Morningstar: © 2014 Morningstar, Inc. All Rights Reserved.

Factset: FactSet Research Systems Inc. 2014. All rights reserved.

Chicago Mercantile Association: Certain market data is the property of Chicago Mercantile Exchange Inc. and its licensors. All rights reserved.

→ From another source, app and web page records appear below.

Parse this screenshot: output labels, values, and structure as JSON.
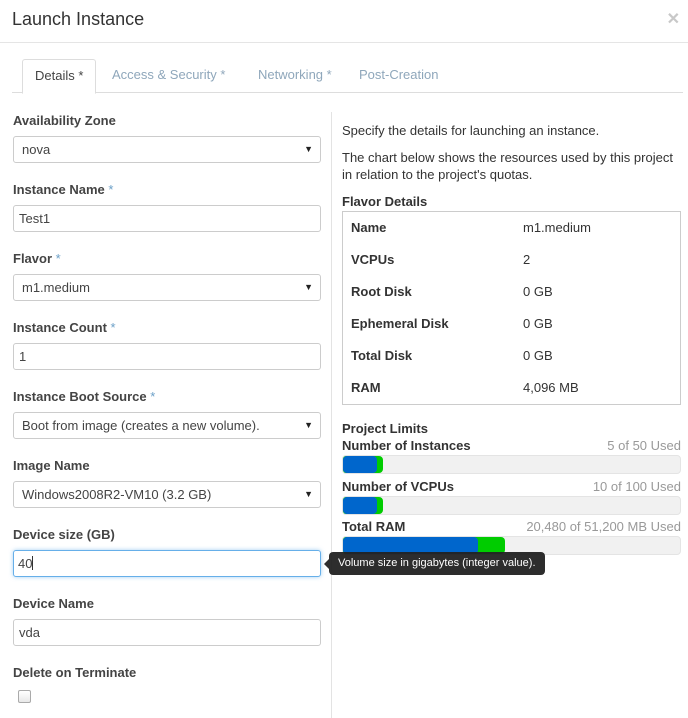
{
  "dialog": {
    "title": "Launch Instance",
    "close_icon": "close-icon"
  },
  "tabs": [
    {
      "label": "Details",
      "required": "*",
      "active": true
    },
    {
      "label": "Access & Security",
      "required": "*",
      "active": false
    },
    {
      "label": "Networking",
      "required": "*",
      "active": false
    },
    {
      "label": "Post-Creation",
      "required": "",
      "active": false
    }
  ],
  "form": {
    "availability_zone": {
      "label": "Availability Zone",
      "value": "nova"
    },
    "instance_name": {
      "label": "Instance Name",
      "required": "*",
      "value": "Test1"
    },
    "flavor": {
      "label": "Flavor",
      "required": "*",
      "value": "m1.medium"
    },
    "instance_count": {
      "label": "Instance Count",
      "required": "*",
      "value": "1"
    },
    "boot_source": {
      "label": "Instance Boot Source",
      "required": "*",
      "value": "Boot from image (creates a new volume)."
    },
    "image_name": {
      "label": "Image Name",
      "value": "Windows2008R2-VM10 (3.2 GB)"
    },
    "device_size": {
      "label": "Device size (GB)",
      "value": "40",
      "tooltip": "Volume size in gigabytes (integer value)."
    },
    "device_name": {
      "label": "Device Name",
      "value": "vda"
    },
    "delete_on_terminate": {
      "label": "Delete on Terminate",
      "checked": false
    }
  },
  "info": {
    "line1": "Specify the details for launching an instance.",
    "line2": "The chart below shows the resources used by this project in relation to the project's quotas."
  },
  "flavor_details": {
    "title": "Flavor Details",
    "rows": [
      {
        "key": "Name",
        "value": "m1.medium"
      },
      {
        "key": "VCPUs",
        "value": "2"
      },
      {
        "key": "Root Disk",
        "value": "0 GB"
      },
      {
        "key": "Ephemeral Disk",
        "value": "0 GB"
      },
      {
        "key": "Total Disk",
        "value": "0 GB"
      },
      {
        "key": "RAM",
        "value": "4,096 MB"
      }
    ]
  },
  "project_limits": {
    "title": "Project Limits",
    "colors": {
      "used": "#0066cc",
      "added": "#00cc00",
      "track": "#f1f1f1"
    },
    "items": [
      {
        "label": "Number of Instances",
        "used_text": "5 of 50 Used",
        "used": 5,
        "added": 1,
        "quota": 50
      },
      {
        "label": "Number of VCPUs",
        "used_text": "10 of 100 Used",
        "used": 10,
        "added": 2,
        "quota": 100
      },
      {
        "label": "Total RAM",
        "used_text": "20,480 of 51,200 MB Used",
        "used": 20480,
        "added": 4096,
        "quota": 51200
      }
    ]
  }
}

Dow Jones: The Dow Jones branded indices are proprietary to and are calculated, distributed and marketed by DJI Opco, a subsidiary of S&P Dow Jones Indices LLC and have been licensed for use to S&P Opco, LLC and CNN. Standard & Poor's and S&P are registered trademarks of Standard & Poor’s Financial Services LLC and Dow Jones is a registered trademark of Dow Jones Trademark Holdings LLC. All content of the Dow Jones branded indices © S&P Dow Jones Indices LLC 2014 and/or its affiliates.